• May – Paul’s Newsletter

    Date: 2017.05.30 | Category: Uncategorized | Tags:

    It’s been a strange month in comparison to this time last year. On May 7th, I had three swarms in one day and have not seen a swarm since. Last year, the swarming didn’t stop until July and I even caught a swarm last year at the end of September. Does this mean they are through for the year? Of course not. My yellow lab, Maggie, and I will continue our twice daily trips through both bee yards, searching for that distinctive football shape in the trees.
    The University of Georgia Beekeeping Institute at Young Harris on May 9 – 13 was an event anyone interested in beekeeping should have attended. I was especially proud that 4 members of our club (not counting me) attended, two of whom took the training and testing to become UGA Certified Beekeepers. I hope to take a few minutes at our next meeting to tell you who went and who our newly Certified members are. I also want to encourage any of you who have an interest, to make plans to attend next year.
    I guess due to the absence of swarms, it’s been rather peaceful in my bee yards for the last couple of weeks. The girls are going about their business of making baby bees and making honey. I think I have been more diligent this year than last at putting second brood boxes on the captured swarms and adding honey supers a little more timely. That may account for the decrease in swarm activity this year, but I thought I did pretty good last year. Maybe not.
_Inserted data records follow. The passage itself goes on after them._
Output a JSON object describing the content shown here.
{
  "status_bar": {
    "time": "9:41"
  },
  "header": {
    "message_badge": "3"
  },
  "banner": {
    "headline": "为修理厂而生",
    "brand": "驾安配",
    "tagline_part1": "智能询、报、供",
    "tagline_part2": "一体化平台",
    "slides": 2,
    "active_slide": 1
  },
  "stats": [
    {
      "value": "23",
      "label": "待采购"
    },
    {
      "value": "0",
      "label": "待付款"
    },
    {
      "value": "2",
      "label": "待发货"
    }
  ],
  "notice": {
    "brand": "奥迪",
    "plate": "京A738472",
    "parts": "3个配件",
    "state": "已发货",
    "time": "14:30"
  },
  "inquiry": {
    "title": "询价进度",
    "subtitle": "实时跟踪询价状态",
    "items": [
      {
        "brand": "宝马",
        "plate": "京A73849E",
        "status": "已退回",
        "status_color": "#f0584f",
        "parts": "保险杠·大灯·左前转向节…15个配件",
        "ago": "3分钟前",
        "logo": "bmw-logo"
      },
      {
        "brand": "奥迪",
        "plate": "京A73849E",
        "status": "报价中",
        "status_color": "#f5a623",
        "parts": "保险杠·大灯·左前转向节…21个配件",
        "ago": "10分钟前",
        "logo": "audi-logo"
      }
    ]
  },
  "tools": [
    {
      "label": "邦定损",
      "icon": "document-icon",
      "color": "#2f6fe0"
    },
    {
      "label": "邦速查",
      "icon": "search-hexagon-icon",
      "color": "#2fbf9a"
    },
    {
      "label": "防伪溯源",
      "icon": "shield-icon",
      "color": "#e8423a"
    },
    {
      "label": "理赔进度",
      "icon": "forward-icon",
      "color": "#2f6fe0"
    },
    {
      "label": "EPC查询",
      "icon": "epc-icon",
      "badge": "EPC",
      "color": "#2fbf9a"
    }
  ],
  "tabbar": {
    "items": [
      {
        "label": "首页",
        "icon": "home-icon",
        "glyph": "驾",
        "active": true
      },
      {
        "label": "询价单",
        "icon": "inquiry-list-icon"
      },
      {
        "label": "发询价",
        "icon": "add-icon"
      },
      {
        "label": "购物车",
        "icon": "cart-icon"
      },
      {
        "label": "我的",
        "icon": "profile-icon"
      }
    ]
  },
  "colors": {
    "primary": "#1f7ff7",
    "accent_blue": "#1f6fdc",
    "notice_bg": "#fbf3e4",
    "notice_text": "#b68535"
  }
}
    Last month, I inspected all of my hives very closely to make sure I had productive queens in each. (You don’t have to actually see a queen in order to confirm her presence. If you see eggs and young larvae, you know she’s there.) As is always the case, I have some really productive hives, some moderately productive hives and some weak hives. Normally, I would hunt for a capped queen cell in a hive that had several or a queen I could find, and I’d move that frame to the weak hive and bid a fond farewell to the old, unproductive queen. (CAUTION: never ever move a capped queen cell from a hive unless you have confirmed beyond doubt that there are either others OR you can find and visually confirm the old queen is still there.) In my current predicament, I will soon be forced to combine (using the newspaper method) the weak hives with strong ones. It’s never a good idea to combine two weak hives. You’ll only wind up with a big, weak hive.
    If you choose to purchase a new queen and requeen a weak hive, it can work IF you take some capped brood frames (one is enough if it’s full) from a strong hive and add that when you
    introduce the new queen. All the bees that hatch from the brood frame will be nurse bees long enough to get the new queen established.
    For the last two weeks and for the near future, I will be inspecting the top box (brood or honey super) about every ten days. All I do is lift the outer cover and lightly smoke the bees, then lift the inner cover. If I see bees actively working the top box, I add an additional super. By actively working, I mean lots of bees in that top box with several frames filled out. Sometimes only three or four filled out frames is enough for me if there are lots of bees, especially if it is a honey super I’m looking at. If it’s a brood box I’m looking at, I need to see lots of bees and most of the frames filled out before adding the first honey super.
    In a nutshell, I’m looking for swarms, trying to figure out how to handle the few weak hives and I’m adding boxes. In my free time, I’m cleaning old wooden ware, putting old comb and wax moth damaged comb in boiling water to collect what wax I can, and throwing the resulting foundation away. Unless they are severely damaged, I clean and reuse the wooden frames. (They are not damaged by the 10 – 20 second dip in boiling water. In fact, they are easier to clean if you can do it right away.)
    It’s a good time, too, to be thinking about varroa treatments in the early fall. As an important note, according to all the scientists and professionals we encountered in Young Harris, amitraz (Apivar) is out and thymol (Api Life Var) is in. Where I have recommended Apivar as my choice for early fall treatment in the past, I am switching to Api Life Var for my early fall treatment. I harvest honey the first week in August, usually, so my calendar would be: harvest Aug. 7th, put wet supers back on the hives for a few days. Remove supers Aug. 12th. Begin Api Life Var treatments beginning Aug. 13th, assuming daytime temperatures will allow it (follow the instructions on the package). If it’s too hot, I’ll have to wait until it falls to the threshold.
    I hope this information helps you to be good to your bees and, as always, every word of this is MY OPINION ONLY (hopefully backed up by some good science).
    See you at the next meeting.